# WORK INSTRUCTIONS:
In the data below, how many lines include the string "graphics"? Give only the number.

━━ DATASET EXTRACT ━━

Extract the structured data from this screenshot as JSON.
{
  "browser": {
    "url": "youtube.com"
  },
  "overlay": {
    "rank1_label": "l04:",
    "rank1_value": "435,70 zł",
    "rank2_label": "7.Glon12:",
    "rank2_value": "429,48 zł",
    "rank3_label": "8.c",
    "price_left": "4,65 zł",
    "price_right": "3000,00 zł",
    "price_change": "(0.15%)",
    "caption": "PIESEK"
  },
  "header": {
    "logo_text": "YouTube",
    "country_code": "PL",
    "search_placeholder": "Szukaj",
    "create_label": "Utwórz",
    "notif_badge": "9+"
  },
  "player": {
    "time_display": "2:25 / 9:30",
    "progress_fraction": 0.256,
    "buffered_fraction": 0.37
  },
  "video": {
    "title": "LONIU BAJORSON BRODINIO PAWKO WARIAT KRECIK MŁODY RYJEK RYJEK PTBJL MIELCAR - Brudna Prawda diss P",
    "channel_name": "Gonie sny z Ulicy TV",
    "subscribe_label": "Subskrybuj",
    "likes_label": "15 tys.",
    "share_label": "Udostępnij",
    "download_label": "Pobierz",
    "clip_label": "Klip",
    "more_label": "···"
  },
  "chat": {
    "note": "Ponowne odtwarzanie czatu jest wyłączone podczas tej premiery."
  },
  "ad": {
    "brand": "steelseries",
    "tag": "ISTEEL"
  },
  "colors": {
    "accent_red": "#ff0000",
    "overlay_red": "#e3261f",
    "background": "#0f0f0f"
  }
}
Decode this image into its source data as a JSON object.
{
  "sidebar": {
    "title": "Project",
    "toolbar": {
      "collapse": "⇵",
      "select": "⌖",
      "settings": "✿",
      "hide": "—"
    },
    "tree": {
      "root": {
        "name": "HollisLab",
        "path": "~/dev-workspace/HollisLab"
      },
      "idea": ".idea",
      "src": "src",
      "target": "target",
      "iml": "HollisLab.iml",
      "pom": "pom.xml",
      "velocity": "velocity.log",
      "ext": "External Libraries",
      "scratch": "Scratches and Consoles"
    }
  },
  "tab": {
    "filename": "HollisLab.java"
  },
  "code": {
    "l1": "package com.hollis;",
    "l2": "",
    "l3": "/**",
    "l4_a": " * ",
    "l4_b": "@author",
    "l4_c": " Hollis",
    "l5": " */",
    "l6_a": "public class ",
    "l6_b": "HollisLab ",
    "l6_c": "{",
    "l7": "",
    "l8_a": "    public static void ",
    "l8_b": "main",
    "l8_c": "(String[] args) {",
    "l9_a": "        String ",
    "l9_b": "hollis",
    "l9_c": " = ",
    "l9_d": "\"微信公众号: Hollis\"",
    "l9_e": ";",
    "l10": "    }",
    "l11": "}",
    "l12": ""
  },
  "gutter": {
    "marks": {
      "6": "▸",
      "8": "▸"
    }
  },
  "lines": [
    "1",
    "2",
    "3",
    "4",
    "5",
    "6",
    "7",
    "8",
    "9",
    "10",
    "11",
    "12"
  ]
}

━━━
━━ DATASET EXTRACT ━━

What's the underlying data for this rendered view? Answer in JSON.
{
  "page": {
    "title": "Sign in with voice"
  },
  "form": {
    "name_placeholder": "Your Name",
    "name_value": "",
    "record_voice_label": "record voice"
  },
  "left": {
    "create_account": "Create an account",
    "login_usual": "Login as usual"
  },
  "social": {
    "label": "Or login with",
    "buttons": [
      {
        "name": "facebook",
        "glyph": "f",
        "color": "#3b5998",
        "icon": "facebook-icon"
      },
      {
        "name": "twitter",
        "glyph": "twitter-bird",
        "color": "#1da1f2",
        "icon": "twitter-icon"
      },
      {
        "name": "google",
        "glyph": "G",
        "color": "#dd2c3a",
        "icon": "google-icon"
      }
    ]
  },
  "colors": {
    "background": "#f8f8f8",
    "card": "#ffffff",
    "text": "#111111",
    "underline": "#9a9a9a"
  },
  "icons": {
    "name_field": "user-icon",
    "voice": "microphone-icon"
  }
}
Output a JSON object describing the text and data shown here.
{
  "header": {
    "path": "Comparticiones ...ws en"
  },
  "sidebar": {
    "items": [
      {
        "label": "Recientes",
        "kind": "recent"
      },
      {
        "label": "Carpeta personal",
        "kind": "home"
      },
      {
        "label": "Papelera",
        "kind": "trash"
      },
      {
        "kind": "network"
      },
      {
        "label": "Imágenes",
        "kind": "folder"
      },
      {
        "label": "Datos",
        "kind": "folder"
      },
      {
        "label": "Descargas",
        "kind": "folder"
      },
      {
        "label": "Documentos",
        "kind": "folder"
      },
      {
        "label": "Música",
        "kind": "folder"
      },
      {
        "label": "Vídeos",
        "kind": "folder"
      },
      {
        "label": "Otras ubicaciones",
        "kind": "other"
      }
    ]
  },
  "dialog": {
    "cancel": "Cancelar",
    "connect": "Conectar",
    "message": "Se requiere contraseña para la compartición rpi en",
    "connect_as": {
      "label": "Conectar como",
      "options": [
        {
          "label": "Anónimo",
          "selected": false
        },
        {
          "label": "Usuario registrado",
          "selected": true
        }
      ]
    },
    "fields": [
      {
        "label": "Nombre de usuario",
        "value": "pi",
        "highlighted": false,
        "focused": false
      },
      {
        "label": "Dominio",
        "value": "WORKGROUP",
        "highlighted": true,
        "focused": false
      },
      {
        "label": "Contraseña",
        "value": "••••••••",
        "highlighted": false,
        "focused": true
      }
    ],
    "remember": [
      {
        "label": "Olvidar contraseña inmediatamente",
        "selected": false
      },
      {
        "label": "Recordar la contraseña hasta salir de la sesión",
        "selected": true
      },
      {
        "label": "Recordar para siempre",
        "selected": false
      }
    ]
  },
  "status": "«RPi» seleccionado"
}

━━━
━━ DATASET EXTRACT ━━

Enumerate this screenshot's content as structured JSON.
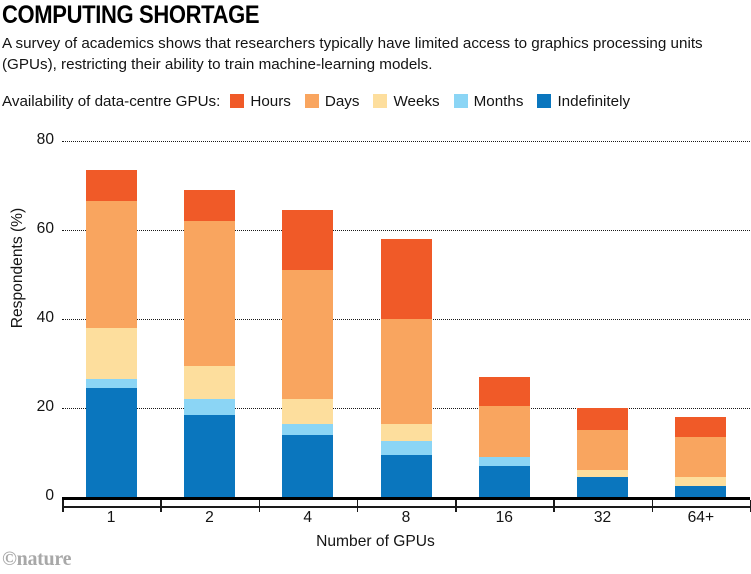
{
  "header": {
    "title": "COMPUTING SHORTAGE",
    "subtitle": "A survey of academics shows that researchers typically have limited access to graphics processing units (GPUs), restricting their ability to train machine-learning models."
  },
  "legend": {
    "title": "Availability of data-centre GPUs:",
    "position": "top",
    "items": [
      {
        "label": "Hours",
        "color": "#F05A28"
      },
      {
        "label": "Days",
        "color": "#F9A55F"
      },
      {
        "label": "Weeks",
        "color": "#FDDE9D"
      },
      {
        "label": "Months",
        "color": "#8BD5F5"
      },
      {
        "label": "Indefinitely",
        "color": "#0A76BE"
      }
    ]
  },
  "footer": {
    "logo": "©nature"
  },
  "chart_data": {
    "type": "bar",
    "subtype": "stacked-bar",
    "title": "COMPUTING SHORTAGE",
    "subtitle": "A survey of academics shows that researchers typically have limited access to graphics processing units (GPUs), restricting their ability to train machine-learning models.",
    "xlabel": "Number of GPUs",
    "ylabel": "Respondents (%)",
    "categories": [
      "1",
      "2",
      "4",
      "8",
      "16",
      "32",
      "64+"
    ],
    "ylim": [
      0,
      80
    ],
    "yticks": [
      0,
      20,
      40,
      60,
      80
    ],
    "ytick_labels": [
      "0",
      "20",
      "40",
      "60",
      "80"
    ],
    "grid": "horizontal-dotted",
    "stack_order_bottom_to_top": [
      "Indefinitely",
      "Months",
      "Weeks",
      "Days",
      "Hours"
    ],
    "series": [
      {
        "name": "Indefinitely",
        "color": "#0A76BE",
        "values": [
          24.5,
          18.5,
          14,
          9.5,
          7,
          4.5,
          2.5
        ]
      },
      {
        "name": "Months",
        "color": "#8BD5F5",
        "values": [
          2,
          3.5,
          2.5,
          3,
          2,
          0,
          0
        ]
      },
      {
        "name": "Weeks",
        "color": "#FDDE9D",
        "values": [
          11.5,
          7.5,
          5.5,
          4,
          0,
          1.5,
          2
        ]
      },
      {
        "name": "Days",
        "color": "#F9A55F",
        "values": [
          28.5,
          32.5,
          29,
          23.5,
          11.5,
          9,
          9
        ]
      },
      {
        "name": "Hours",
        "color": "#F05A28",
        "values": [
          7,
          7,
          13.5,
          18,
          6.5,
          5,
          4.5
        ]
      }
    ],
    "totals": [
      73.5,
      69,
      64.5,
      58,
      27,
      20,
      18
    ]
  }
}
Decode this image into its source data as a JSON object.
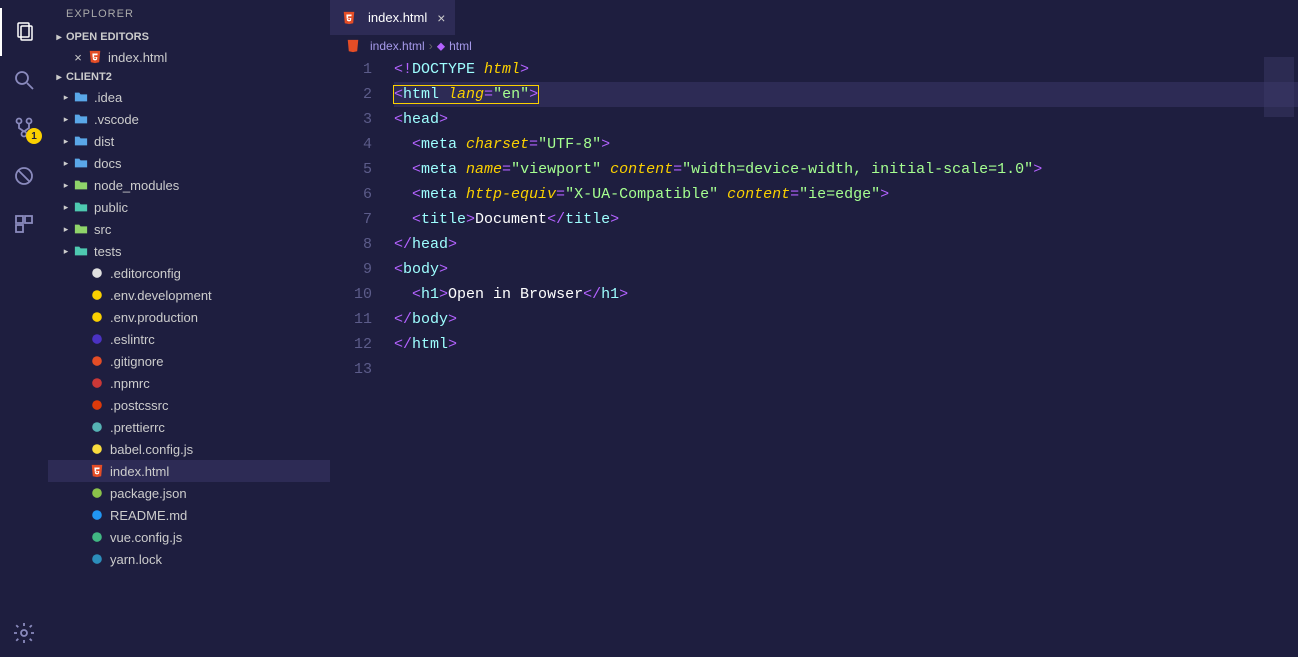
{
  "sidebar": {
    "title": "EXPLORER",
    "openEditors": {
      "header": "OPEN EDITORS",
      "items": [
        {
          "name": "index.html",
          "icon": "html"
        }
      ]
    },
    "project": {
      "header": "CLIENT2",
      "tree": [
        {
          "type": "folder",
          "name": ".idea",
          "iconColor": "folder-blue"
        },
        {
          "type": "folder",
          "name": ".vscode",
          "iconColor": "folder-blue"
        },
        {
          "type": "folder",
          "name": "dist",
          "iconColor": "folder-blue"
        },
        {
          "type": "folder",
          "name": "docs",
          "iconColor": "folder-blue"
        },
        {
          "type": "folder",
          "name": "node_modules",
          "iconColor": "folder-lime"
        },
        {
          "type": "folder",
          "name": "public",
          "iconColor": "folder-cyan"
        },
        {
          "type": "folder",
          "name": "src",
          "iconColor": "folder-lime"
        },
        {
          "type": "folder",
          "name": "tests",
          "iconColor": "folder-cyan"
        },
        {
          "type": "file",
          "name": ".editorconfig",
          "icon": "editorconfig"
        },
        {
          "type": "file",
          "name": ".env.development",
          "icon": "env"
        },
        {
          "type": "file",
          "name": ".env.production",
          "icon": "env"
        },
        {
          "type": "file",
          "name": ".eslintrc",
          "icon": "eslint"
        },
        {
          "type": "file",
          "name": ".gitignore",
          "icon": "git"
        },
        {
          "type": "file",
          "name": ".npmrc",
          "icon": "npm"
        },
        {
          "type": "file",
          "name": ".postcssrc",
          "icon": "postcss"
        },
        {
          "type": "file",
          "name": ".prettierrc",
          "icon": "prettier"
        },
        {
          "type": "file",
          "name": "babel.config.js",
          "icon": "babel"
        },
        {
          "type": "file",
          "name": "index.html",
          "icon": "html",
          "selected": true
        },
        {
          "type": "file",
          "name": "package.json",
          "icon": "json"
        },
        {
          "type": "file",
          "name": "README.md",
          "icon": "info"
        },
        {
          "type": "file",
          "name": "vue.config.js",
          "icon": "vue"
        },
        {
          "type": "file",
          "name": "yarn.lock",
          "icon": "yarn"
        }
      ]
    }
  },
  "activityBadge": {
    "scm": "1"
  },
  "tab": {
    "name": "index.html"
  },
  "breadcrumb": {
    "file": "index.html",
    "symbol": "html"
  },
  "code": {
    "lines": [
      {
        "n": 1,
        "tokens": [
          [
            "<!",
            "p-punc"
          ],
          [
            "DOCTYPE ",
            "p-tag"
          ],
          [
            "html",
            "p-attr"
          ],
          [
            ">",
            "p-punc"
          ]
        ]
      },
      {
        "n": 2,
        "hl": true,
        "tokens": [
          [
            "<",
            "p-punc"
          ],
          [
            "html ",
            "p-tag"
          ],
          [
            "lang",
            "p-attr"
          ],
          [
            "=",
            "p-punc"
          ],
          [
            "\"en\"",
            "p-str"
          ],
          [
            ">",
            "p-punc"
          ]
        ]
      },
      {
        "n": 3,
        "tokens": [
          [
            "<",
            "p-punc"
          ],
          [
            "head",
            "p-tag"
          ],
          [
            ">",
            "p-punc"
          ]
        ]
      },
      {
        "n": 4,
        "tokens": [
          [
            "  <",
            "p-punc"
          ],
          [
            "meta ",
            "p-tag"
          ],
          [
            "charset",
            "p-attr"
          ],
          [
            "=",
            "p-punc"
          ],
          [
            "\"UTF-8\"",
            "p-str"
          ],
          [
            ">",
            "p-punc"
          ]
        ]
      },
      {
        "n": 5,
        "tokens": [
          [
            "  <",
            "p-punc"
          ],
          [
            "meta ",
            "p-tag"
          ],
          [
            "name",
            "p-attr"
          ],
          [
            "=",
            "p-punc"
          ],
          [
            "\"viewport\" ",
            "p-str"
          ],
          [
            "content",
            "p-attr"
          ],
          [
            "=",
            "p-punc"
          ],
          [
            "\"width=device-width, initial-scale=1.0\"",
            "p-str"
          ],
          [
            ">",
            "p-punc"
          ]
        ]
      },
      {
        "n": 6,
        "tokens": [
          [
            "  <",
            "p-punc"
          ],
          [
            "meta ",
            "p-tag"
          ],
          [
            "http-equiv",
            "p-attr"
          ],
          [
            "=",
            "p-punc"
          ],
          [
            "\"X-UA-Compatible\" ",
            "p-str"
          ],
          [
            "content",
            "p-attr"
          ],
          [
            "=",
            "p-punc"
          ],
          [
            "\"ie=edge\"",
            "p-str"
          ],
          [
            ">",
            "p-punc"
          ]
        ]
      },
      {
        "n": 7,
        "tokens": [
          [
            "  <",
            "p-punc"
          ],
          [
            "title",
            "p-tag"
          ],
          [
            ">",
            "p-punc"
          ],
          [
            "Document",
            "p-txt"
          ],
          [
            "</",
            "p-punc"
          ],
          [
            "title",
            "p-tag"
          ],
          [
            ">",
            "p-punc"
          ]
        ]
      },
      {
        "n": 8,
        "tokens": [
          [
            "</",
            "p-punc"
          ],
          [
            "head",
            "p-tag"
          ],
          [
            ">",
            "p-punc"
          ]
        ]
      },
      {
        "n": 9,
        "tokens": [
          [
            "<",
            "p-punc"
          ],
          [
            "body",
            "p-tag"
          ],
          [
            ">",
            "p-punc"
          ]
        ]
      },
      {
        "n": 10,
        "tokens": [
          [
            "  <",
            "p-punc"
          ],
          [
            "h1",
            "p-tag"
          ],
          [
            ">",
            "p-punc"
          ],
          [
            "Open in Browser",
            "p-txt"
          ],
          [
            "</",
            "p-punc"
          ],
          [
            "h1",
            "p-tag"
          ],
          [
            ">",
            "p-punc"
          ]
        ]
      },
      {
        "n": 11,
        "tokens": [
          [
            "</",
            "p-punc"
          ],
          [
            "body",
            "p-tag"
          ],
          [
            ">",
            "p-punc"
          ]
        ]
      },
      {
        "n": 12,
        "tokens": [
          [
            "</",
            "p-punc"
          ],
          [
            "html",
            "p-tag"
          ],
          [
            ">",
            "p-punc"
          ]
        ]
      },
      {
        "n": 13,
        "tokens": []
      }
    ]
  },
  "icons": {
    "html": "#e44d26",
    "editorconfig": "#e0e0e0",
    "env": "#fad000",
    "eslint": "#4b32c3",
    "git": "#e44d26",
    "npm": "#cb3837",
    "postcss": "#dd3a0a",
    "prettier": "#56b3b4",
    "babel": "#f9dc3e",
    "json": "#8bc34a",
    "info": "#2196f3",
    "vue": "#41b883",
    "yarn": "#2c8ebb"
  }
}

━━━

# TASK RESULT:
2